February 26, 2015
STATE OF MISSISSIPPI
COURT FROM WHICH APPEALED: WARREN COUNTY CIRCUIT COURT. DATE OF JUDGMENT: 07/19/2013. TRIAL JUDGE: HON. M. JAMES CHANEY, JR. TRIAL COURT ATTORNEYS: BERT CARRAWAY.
FOR APPELLANT: THOMAS M. FORTNER.
FOR APPELLEE: OFFICE OF THE ATTORNEY GENERAL, BY: BILLY L. GORE.
BEFORE RANDOLPH, P.J., KING AND COLEMAN, JJ. WALLER, C.J., LAMAR, KITCHENS, CHANDLER, PIERCE, KING AND COLEMAN, JJ., CONCUR. DICKINSON, P.J., NOT PARTICIPATING.
¶1. In 1992, Clarence Jones pleaded guilty to murder in the Circuit Court of Warren County, receiving a sentence of life imprisonment in the custody of the Mississippi Department of Corrections. Jones's sentence was indefinitely suspended in 2004 by Governor Musgrove. He was released from prison on parole. In 2008, Governor Barbour granted Jones a pardon. In 2013, Jones moved the Circuit Court of Warren County to expunge his record because he had received a pardon for his conviction.
¶2. After a hearing on the matter, the trial court denied Jones's request to have his record expunged, finding that expungements were a creature of statute and that the Legislature has not included " receiving pardons" as grounds for expungement eligibility. Jones then appealed to this Court, raising the following issue:
Whether the Circuit Court has the statutory authority and/or constitutional obligation to order expungement of a person's murder conviction when that person has received a full, complete and unconditional pardon of the conviction from the Governor pursuant to the Executive's broad constitutional authority to pardon.
STANDARD OF REVIEW
¶3. On appeal, this Court reviews questions of law under a de novo standard. Polk v. State, 150 So.3d 967, 968 (Miss. 2014), reh'g denied (Dec. 4, 2014) (citing Brown v. State, 731 So.2d 595, 598 (Miss. 1999)).
¶4. This Court recently addressed expungement after pardon in Polk v. State,150 So.3d 967. Jones makes the same arguments that were rejected in Polk, i.e., that he is entitled to receive an expungement of his conviction based upon his pardon, citing Mississippi Code Section 99-19-71(4) and Ex Parte Crisler, 132 So. 103, 159 Miss. 247 (1931).
¶5. In Polk, this Court decided that no " statutory basis" existed which would allow Polk's conviction to be expunged based on his gubernatorial pardon. Polk, 150 So.3d at 970. Further, this Court determined that Crisler's authority was limited only to this Court's narrow
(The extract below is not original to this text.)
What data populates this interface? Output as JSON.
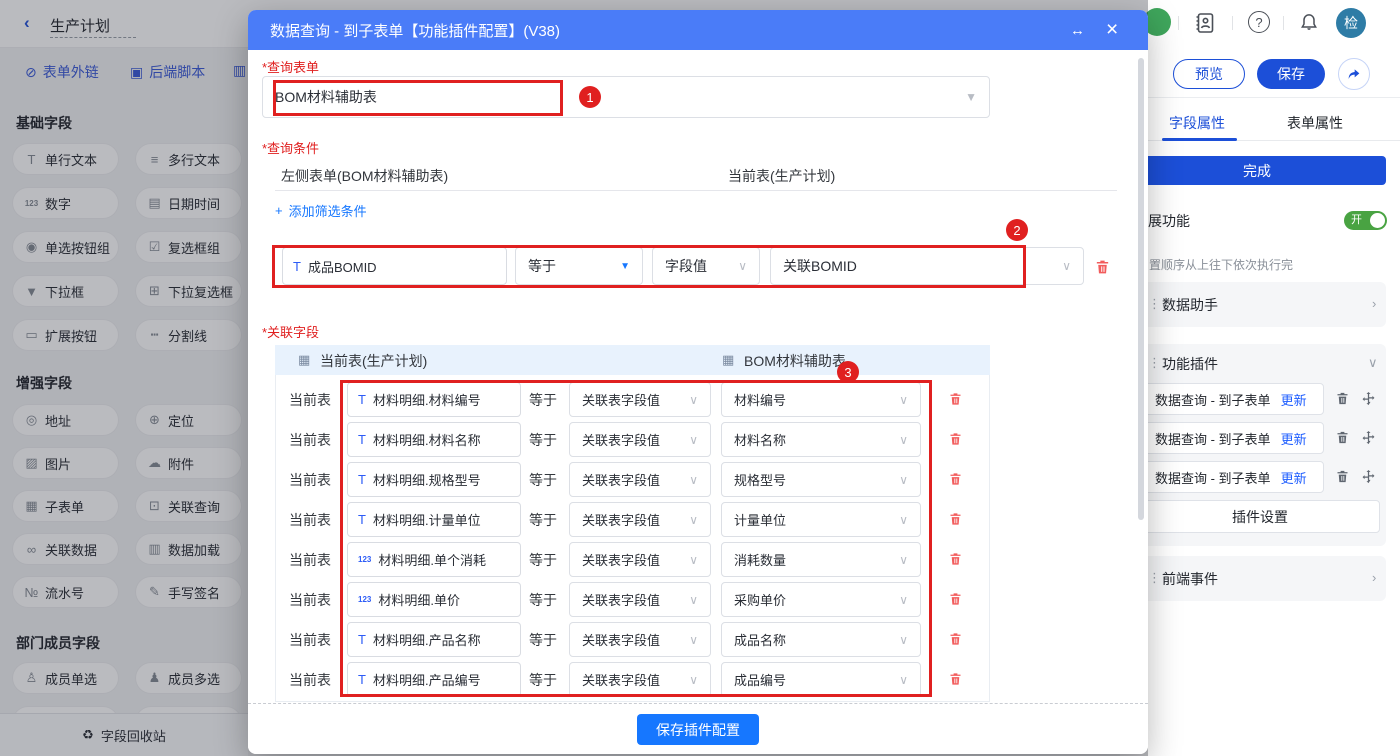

holding " that a full pardon absolves an attorney at law from all the consequences of an order of disbarment . . . as part of the punishment for the commission of a crime." Polk v. State, 150 So.3d at 970 (quoting Crisler, 132 So. at 104). This Court stated:
Having studied the matter before us, we find no convincing authority that a gubernatorial pardon automatically entitles the recipient to have his or her criminal record expunged. To us, an unconditional pardon solely removes all legal punishment for the offense and prevents any future legal disability based on that offense. It does not edit history.
Polk,150 So.3d at 970.
¶6. Today's facts resemble those seen in Polk, and the arguments are almost identical, thus requiring a decision correlating to that which already has been decided. We reject Jones's arguments.
¶7. The judgment of the Warren County Circuit Court is affirmed.
WALLER, C.J., LAMAR, KITCHENS, CHANDLER, PIERCE, KING AND COLEMAN, JJ., CONCUR. DICKINSON, P.J., NOT PARTICIPATING.